I’d already identified all of my grandparents’ first cousins, and one of them, Helen, had married a John Randolph in 1927. That’s the birth name on Ruth’s adoption papers. The non-identifying information Ruth was given said her mother was the third oldest in the family, born about 1931. That made Helen’s daughter Sandra the best candidate.
I’m retired and have more time so I started looking up her name. I didn’t have much luck in finding an obituary or anything thing else until September of 2019. I found Sandra’s grave and an obituary. So, Mom had passed away…. I wasn’t surprised as she would have been in her late 90’s, but still wished I could have thanked her. End of the story. But no…
She was survived by a daughter, Lisa Hogan. WHAT? A daughter?
I started googling and found Lisa living about an hour from me. I looked her up on Facebook and saw her picture. Okay, so now what do I do? I had come this far. So, I carefully worded a message to her (things like “I’m not a stalker, if you’re not interested,” etc.) and sent it through Messenger. A week later and no answer so I decided to put it in a letter. I mailed it on a Tuesday (8-27-19) and got an answer through Messenger on Thursday. We met for the first time on Oct 2 2019 near her home. We have visited each other several times before COVID and talk about once a week. She had heard from a family member right before her mom passed that she had a child that was given up for adoption but no one would confirm and mom never told her. Imagine finding a sister when you are 66. There are times when it’s hard to believe it ever happened and times when it’s wonderful to hear about mom and her personality. I found out that there is a medical issue my granddaughters might need to know.
Lisa and I are getting to know each other but I never miss an opportunity to tease her or tell her to respect her older sister. We’re having a lot of fun with this new part of our lives. She has met my daughter and we are finding it interesting to learn how we are alike. I’m glad I took this journey.
Update from Ann: Lisa took a DNA test and confirmed that she and Ruth are half-siblings. DNA has led us to Ruth’s paternal grandparents as well. They had four sons, any of whom might be Ruth’s birth father.

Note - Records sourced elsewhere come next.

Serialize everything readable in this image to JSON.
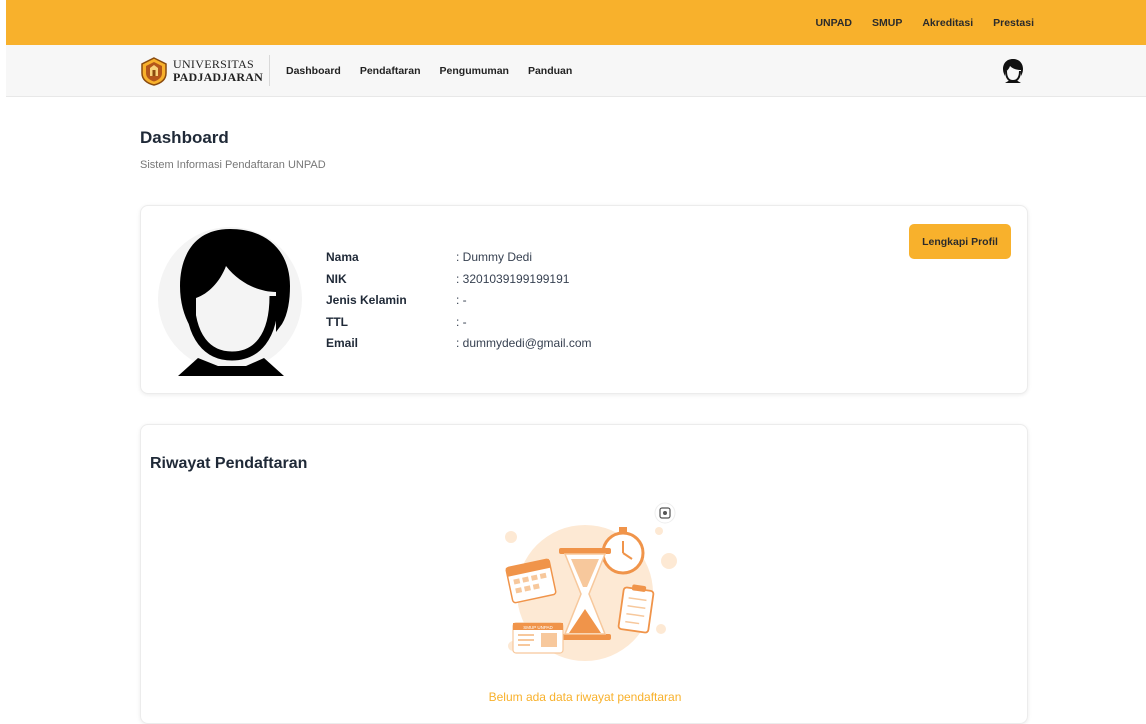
{
  "topbar": {
    "links": [
      "UNPAD",
      "SMUP",
      "Akreditasi",
      "Prestasi"
    ]
  },
  "brand": {
    "line1": "UNIVERSITAS",
    "line2": "PADJADJARAN"
  },
  "nav": {
    "items": [
      "Dashboard",
      "Pendaftaran",
      "Pengumuman",
      "Panduan"
    ]
  },
  "page": {
    "title": "Dashboard",
    "subtitle": "Sistem Informasi Pendaftaran UNPAD"
  },
  "profile": {
    "button_label": "Lengkapi Profil",
    "fields": [
      {
        "label": "Nama",
        "value": ": Dummy Dedi"
      },
      {
        "label": "NIK",
        "value": ": 3201039199199191"
      },
      {
        "label": "Jenis Kelamin",
        "value": ": -"
      },
      {
        "label": "TTL",
        "value": ": -"
      },
      {
        "label": "Email",
        "value": ": dummydedi@gmail.com"
      }
    ]
  },
  "history": {
    "title": "Riwayat Pendaftaran",
    "empty_message": "Belum ada data riwayat pendaftaran",
    "illustration_label": "SMUP UNPAD"
  },
  "colors": {
    "accent": "#f8b12c",
    "illustration_orange": "#f0944a",
    "illustration_light": "#fde9d4"
  },
  "icons": {
    "logo": "unpad-logo-icon",
    "avatar": "user-avatar-icon",
    "illustration": "hourglass-calendar-illustration"
  }
}
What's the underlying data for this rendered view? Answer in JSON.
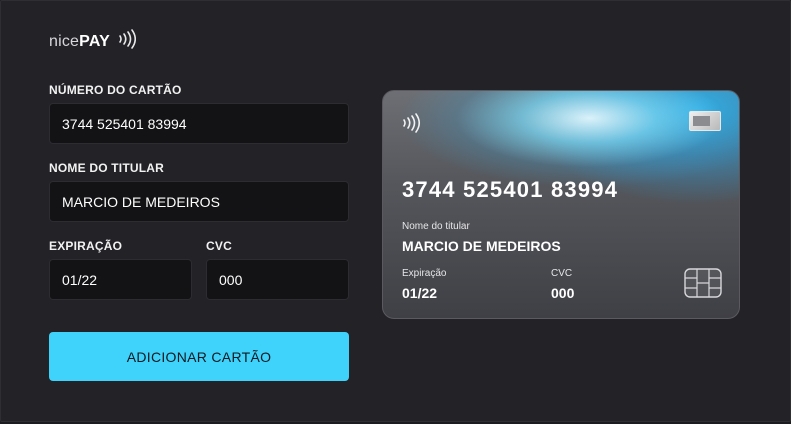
{
  "brand": {
    "light": "nice",
    "bold": "PAY"
  },
  "form": {
    "number_label": "NÚMERO DO CARTÃO",
    "number_value": "3744 525401 83994",
    "holder_label": "NOME DO TITULAR",
    "holder_value": "MARCIO DE MEDEIROS",
    "expiry_label": "EXPIRAÇÃO",
    "expiry_value": "01/22",
    "cvc_label": "CVC",
    "cvc_value": "000",
    "submit_label": "ADICIONAR CARTÃO"
  },
  "card": {
    "number": "3744 525401 83994",
    "holder_caption": "Nome do titular",
    "holder": "MARCIO DE MEDEIROS",
    "expiry_caption": "Expiração",
    "expiry": "01/22",
    "cvc_caption": "CVC",
    "cvc": "000",
    "brand_icon": "amex-card-icon",
    "contactless_icon": "contactless-icon",
    "chip_icon": "chip-icon"
  },
  "colors": {
    "accent": "#3fd3fb",
    "background": "#222227",
    "input_bg": "#131316"
  }
}
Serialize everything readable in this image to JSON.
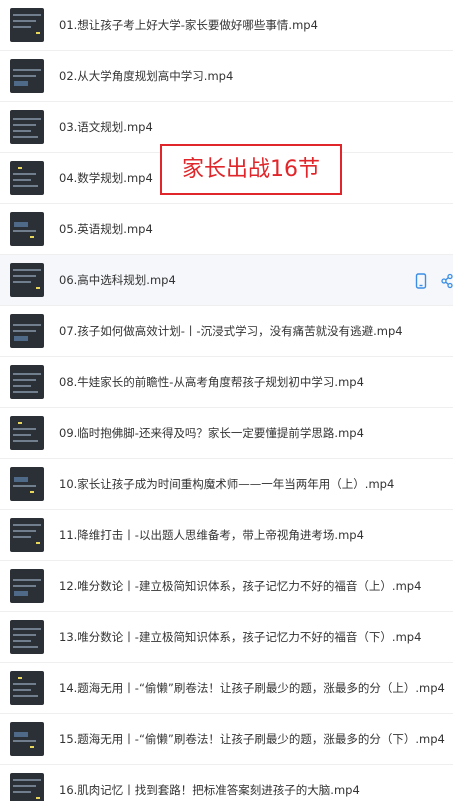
{
  "files": [
    {
      "name": "01.想让孩子考上好大学-家长要做好哪些事情.mp4"
    },
    {
      "name": "02.从大学角度规划高中学习.mp4"
    },
    {
      "name": "03.语文规划.mp4"
    },
    {
      "name": "04.数学规划.mp4"
    },
    {
      "name": "05.英语规划.mp4"
    },
    {
      "name": "06.高中选科规划.mp4"
    },
    {
      "name": "07.孩子如何做高效计划-丨-沉浸式学习，没有痛苦就没有逃避.mp4"
    },
    {
      "name": "08.牛娃家长的前瞻性-从高考角度帮孩子规划初中学习.mp4"
    },
    {
      "name": "09.临时抱佛脚-还来得及吗？家长一定要懂提前学思路.mp4"
    },
    {
      "name": "10.家长让孩子成为时间重构魔术师——一年当两年用（上）.mp4"
    },
    {
      "name": "11.降维打击丨-以出题人思维备考，带上帝视角进考场.mp4"
    },
    {
      "name": "12.唯分数论丨-建立极简知识体系，孩子记忆力不好的福音（上）.mp4"
    },
    {
      "name": "13.唯分数论丨-建立极简知识体系，孩子记忆力不好的福音（下）.mp4"
    },
    {
      "name": "14.题海无用丨-“偷懒”刷卷法！让孩子刷最少的题，涨最多的分（上）.mp4"
    },
    {
      "name": "15.题海无用丨-“偷懒”刷卷法！让孩子刷最少的题，涨最多的分（下）.mp4"
    },
    {
      "name": "16.肌肉记忆丨找到套路！把标准答案刻进孩子的大脑.mp4"
    }
  ],
  "hovered_row_index": 5,
  "row_actions": {
    "phone_icon": "phone-icon",
    "share_icon": "share-icon"
  },
  "overlay": {
    "text": "家长出战16节"
  },
  "colors": {
    "accent": "#3a8ee6",
    "stamp": "#e0262a"
  }
}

I’ve left that to Ruth to follow-up if she wants.
Wishing you all a happy Thanksgiving, with closer connections to family old and new!
© November 2020, Ann Raymont, CG®